[Data in this exercise]
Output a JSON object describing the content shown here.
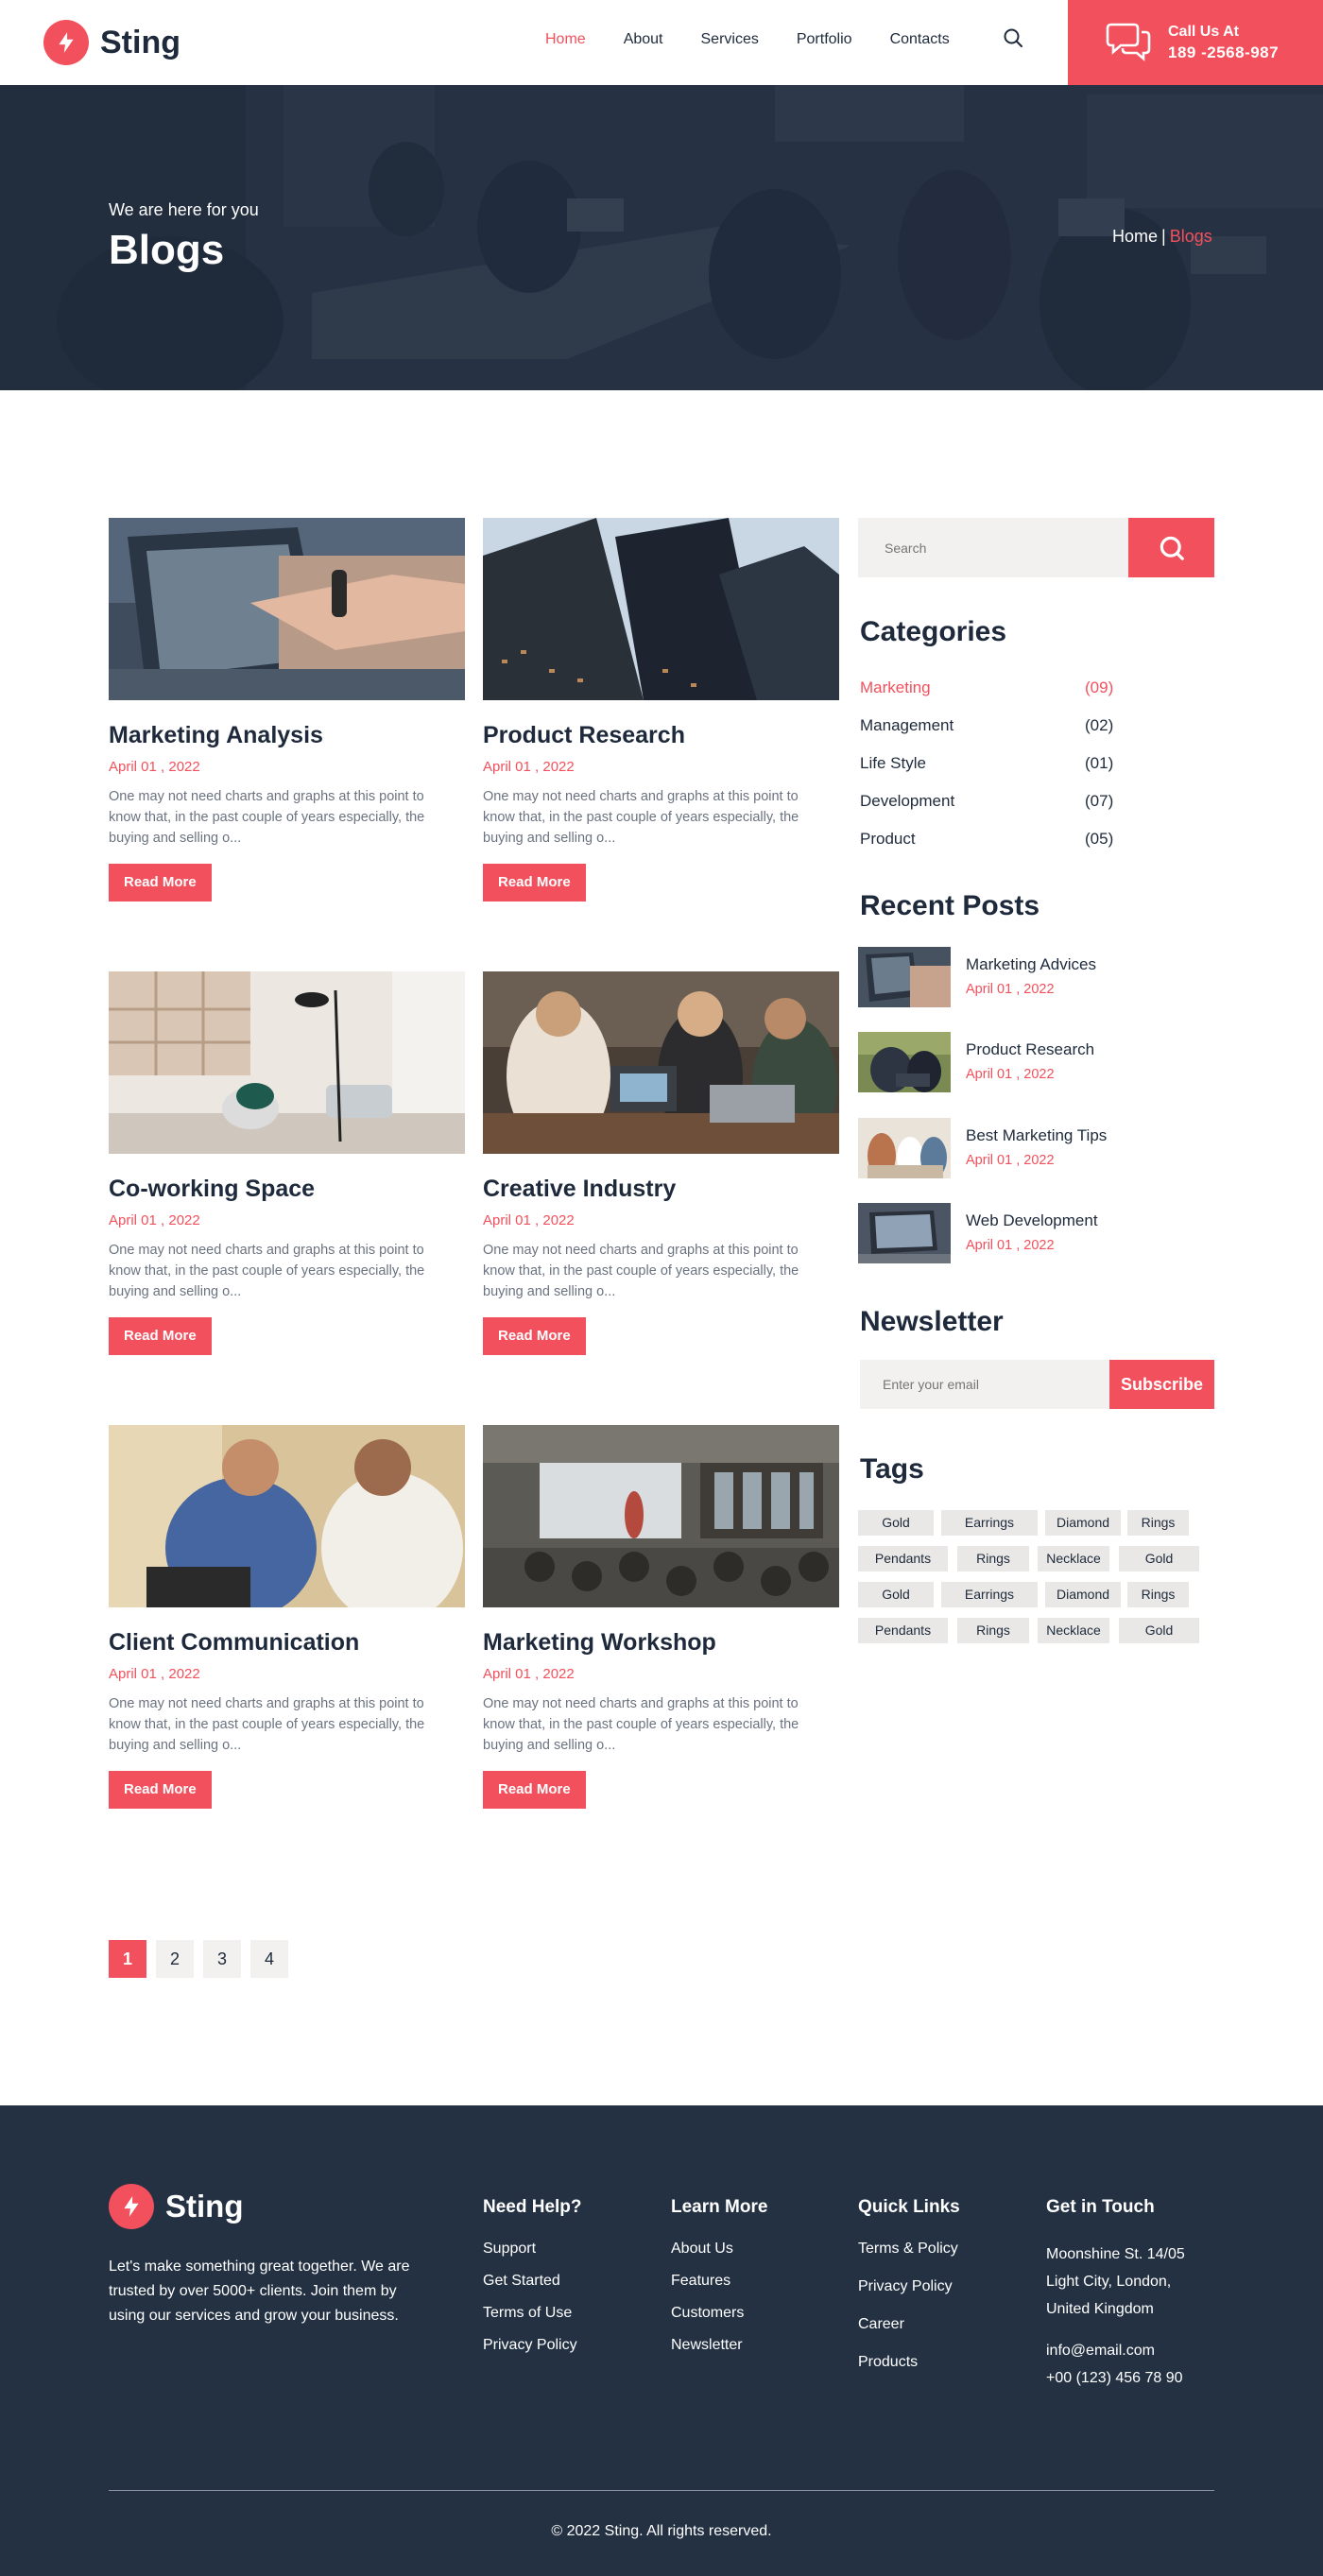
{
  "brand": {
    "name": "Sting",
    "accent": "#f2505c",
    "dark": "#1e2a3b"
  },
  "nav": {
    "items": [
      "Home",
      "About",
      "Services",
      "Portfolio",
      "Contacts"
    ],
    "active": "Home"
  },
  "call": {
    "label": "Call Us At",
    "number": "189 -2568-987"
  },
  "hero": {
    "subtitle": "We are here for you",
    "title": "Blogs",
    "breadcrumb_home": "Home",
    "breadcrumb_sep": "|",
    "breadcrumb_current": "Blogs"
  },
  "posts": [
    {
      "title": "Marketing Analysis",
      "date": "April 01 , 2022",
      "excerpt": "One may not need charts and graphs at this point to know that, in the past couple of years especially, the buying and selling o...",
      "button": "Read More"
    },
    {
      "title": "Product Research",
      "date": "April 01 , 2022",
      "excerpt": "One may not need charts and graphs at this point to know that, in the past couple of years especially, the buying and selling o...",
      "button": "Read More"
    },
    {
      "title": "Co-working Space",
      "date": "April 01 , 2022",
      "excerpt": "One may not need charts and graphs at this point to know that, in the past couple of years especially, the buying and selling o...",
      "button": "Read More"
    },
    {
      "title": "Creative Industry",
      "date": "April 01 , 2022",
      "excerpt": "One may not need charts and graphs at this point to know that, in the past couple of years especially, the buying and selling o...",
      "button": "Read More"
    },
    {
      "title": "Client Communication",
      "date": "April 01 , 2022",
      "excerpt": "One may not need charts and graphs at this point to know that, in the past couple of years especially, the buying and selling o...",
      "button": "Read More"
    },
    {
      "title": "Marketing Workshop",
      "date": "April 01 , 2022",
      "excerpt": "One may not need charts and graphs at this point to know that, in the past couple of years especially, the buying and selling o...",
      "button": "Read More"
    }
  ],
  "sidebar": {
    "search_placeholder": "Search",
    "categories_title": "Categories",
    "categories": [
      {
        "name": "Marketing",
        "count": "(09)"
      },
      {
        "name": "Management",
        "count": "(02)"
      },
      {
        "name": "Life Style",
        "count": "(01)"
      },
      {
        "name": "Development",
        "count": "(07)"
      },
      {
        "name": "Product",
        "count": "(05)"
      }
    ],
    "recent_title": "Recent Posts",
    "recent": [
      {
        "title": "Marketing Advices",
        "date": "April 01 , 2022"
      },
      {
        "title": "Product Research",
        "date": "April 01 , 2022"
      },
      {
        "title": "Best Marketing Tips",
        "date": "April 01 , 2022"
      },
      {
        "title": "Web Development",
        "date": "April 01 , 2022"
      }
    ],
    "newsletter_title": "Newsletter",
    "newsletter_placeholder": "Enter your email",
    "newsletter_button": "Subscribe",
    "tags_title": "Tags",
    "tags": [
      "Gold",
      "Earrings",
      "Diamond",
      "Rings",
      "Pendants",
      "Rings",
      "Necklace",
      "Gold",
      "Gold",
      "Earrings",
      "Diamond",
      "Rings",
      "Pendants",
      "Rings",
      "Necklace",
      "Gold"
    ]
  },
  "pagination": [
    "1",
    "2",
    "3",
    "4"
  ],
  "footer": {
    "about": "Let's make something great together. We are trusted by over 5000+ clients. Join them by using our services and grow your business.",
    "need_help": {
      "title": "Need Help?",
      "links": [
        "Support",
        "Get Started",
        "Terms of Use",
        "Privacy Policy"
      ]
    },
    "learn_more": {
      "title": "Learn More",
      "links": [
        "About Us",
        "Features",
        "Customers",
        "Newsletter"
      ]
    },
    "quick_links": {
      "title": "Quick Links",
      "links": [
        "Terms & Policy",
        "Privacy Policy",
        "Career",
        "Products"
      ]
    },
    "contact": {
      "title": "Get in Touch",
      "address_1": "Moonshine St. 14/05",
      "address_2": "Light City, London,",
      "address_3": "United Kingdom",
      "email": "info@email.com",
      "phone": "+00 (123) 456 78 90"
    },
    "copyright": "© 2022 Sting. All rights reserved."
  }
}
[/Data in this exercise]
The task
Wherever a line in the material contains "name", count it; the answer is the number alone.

Output for this task
6